PROBLEM TO SOLVE. How many lines of the entries hold the string "Chris"? Reply with the number alone.

THE DATA.
□ □ □ □ □ □ □

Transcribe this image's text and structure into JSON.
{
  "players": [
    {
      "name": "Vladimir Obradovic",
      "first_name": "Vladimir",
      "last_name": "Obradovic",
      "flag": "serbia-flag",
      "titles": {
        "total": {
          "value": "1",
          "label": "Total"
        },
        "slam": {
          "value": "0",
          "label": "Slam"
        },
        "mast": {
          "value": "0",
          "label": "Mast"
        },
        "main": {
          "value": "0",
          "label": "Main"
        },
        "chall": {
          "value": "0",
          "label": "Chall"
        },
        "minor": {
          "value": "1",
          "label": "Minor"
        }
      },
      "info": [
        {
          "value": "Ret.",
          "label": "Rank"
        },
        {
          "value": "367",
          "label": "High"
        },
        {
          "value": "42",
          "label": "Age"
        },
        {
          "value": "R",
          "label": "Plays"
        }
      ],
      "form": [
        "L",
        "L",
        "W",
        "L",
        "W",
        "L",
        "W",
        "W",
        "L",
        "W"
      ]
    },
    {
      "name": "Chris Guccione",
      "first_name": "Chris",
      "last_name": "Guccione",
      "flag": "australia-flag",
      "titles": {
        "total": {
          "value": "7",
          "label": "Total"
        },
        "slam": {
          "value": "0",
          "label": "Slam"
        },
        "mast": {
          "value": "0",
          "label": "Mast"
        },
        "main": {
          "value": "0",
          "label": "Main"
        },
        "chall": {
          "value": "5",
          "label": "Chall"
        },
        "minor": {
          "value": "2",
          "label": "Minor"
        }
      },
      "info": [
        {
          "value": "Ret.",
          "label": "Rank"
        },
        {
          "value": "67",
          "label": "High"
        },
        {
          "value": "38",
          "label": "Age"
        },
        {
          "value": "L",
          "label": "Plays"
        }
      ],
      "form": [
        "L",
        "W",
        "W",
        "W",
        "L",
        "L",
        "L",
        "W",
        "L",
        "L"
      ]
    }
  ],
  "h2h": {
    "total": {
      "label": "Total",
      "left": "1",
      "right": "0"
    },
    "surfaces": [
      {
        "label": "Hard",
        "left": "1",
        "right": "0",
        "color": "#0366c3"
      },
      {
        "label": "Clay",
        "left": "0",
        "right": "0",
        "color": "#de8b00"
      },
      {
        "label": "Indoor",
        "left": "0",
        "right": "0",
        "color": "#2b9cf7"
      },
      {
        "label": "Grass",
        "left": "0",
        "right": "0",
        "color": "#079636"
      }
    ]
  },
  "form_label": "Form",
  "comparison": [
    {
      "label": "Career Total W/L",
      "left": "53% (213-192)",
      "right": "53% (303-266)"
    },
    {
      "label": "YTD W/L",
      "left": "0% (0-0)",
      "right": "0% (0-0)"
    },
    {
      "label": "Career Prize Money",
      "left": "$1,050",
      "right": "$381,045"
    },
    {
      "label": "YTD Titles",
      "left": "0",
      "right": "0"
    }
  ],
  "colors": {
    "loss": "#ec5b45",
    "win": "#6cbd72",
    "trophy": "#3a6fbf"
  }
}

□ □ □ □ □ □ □

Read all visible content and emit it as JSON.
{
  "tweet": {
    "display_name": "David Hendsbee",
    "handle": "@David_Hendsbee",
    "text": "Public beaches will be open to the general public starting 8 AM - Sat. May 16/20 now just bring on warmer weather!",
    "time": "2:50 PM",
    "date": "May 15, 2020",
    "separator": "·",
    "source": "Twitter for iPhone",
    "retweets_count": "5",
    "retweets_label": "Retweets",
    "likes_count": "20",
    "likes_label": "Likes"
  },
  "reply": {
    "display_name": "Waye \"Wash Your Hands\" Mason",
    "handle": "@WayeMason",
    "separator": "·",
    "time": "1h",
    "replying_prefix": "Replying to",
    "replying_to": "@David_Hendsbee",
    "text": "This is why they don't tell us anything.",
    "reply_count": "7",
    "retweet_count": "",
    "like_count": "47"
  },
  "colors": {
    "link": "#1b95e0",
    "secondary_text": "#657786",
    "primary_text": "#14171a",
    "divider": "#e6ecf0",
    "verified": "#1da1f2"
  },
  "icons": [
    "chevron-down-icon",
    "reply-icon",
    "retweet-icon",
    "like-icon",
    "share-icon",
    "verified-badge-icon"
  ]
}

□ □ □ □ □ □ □

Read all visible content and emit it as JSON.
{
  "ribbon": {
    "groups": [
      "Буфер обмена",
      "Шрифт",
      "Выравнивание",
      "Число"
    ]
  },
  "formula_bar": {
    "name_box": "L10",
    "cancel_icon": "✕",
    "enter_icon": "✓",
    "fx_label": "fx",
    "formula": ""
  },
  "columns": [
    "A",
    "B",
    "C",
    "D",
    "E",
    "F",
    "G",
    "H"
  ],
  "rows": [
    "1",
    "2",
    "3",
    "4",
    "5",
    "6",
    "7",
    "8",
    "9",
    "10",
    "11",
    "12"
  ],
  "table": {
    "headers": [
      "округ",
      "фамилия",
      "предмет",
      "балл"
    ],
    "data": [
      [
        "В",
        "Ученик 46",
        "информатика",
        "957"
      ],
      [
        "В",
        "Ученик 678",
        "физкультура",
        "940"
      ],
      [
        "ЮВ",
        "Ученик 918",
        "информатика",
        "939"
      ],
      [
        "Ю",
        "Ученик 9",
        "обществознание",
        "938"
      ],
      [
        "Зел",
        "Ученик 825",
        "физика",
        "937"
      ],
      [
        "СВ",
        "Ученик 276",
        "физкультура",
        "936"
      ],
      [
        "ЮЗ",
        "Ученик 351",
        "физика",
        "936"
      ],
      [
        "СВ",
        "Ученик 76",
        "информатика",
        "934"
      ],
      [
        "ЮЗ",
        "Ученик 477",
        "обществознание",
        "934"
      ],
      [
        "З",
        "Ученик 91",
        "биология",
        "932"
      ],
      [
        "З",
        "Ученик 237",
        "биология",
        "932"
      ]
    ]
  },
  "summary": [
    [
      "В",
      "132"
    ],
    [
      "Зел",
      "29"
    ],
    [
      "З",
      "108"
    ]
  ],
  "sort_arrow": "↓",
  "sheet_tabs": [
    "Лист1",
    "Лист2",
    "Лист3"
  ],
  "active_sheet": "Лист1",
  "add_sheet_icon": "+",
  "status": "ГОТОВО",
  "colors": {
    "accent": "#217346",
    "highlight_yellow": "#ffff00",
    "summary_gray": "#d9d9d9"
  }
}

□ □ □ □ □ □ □

EXPECTED ANSWER. 2